= Exercise requirements =
Each entry here needs to be given again exactly.

= Dataset records =
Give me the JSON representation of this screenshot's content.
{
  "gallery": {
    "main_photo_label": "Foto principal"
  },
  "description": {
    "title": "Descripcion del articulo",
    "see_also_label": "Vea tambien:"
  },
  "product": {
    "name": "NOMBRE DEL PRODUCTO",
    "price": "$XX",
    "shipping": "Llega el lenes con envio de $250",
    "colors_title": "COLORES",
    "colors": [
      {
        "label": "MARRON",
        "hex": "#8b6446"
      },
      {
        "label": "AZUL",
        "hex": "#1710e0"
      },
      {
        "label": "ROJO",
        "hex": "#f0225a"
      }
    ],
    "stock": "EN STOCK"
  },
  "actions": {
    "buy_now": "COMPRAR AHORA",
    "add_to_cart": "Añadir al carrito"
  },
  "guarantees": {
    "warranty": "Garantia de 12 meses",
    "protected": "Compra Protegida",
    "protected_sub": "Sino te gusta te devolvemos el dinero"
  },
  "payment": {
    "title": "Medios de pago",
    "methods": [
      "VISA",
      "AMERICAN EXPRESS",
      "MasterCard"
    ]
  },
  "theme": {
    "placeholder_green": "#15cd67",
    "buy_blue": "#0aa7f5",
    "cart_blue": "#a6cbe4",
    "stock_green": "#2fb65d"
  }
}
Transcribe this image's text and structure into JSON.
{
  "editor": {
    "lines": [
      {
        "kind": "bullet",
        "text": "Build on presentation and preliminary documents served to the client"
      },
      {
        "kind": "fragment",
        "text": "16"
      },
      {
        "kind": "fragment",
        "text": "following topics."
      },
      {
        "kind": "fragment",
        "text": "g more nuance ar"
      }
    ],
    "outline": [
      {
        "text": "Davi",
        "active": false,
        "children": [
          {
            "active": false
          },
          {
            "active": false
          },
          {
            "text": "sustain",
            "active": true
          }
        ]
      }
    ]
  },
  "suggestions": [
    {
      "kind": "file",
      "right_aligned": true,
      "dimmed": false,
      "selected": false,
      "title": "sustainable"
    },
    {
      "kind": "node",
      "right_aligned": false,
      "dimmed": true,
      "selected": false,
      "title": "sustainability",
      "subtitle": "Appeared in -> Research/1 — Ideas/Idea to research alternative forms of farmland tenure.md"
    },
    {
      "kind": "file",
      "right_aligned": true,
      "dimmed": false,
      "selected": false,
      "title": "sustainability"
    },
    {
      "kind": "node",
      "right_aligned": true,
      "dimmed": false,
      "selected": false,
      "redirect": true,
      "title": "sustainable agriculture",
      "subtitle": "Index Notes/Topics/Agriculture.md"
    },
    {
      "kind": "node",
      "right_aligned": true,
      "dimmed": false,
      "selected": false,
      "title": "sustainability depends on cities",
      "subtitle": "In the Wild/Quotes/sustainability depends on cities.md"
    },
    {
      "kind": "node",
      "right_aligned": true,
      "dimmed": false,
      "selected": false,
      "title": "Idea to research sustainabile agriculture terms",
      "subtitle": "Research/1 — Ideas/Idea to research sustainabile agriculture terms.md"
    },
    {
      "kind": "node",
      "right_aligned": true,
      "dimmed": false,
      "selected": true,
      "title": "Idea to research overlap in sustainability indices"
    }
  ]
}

= Finished exercise =
Give me the JSON representation of this screenshot's content.
{
  "gallery": {
    "main_photo_label": "Foto principal"
  },
  "description": {
    "title": "Descripcion del articulo",
    "see_also_label": "Vea tambien:"
  },
  "product": {
    "name": "NOMBRE DEL PRODUCTO",
    "price": "$XX",
    "shipping": "Llega el lenes con envio de $250",
    "colors_title": "COLORES",
    "colors": [
      {
        "label": "MARRON",
        "hex": "#8b6446"
      },
      {
        "label": "AZUL",
        "hex": "#1710e0"
      },
      {
        "label": "ROJO",
        "hex": "#f0225a"
      }
    ],
    "stock": "EN STOCK"
  },
  "actions": {
    "buy_now": "COMPRAR AHORA",
    "add_to_cart": "Añadir al carrito"
  },
  "guarantees": {
    "warranty": "Garantia de 12 meses",
    "protected": "Compra Protegida",
    "protected_sub": "Sino te gusta te devolvemos el dinero"
  },
  "payment": {
    "title": "Medios de pago",
    "methods": [
      "VISA",
      "AMERICAN EXPRESS",
      "MasterCard"
    ]
  },
  "theme": {
    "placeholder_green": "#15cd67",
    "buy_blue": "#0aa7f5",
    "cart_blue": "#a6cbe4",
    "stock_green": "#2fb65d"
  }
}
Transcribe this image's text and structure into JSON.
{
  "editor": {
    "lines": [
      {
        "kind": "bullet",
        "text": "Build on presentation and preliminary documents served to the client"
      },
      {
        "kind": "fragment",
        "text": "16"
      },
      {
        "kind": "fragment",
        "text": "following topics."
      },
      {
        "kind": "fragment",
        "text": "g more nuance ar"
      }
    ],
    "outline": [
      {
        "text": "Davi",
        "active": false,
        "children": [
          {
            "active": false
          },
          {
            "active": false
          },
          {
            "text": "sustain",
            "active": true
          }
        ]
      }
    ]
  },
  "suggestions": [
    {
      "kind": "file",
      "right_aligned": true,
      "dimmed": false,
      "selected": false,
      "title": "sustainable"
    },
    {
      "kind": "node",
      "right_aligned": false,
      "dimmed": true,
      "selected": false,
      "title": "sustainability",
      "subtitle": "Appeared in -> Research/1 — Ideas/Idea to research alternative forms of farmland tenure.md"
    },
    {
      "kind": "file",
      "right_aligned": true,
      "dimmed": false,
      "selected": false,
      "title": "sustainability"
    },
    {
      "kind": "node",
      "right_aligned": true,
      "dimmed": false,
      "selected": false,
      "redirect": true,
      "title": "sustainable agriculture",
      "subtitle": "Index Notes/Topics/Agriculture.md"
    },
    {
      "kind": "node",
      "right_aligned": true,
      "dimmed": false,
      "selected": false,
      "title": "sustainability depends on cities",
      "subtitle": "In the Wild/Quotes/sustainability depends on cities.md"
    },
    {
      "kind": "node",
      "right_aligned": true,
      "dimmed": false,
      "selected": false,
      "title": "Idea to research sustainabile agriculture terms",
      "subtitle": "Research/1 — Ideas/Idea to research sustainabile agriculture terms.md"
    },
    {
      "kind": "node",
      "right_aligned": true,
      "dimmed": false,
      "selected": true,
      "title": "Idea to research overlap in sustainability indices"
    }
  ]
}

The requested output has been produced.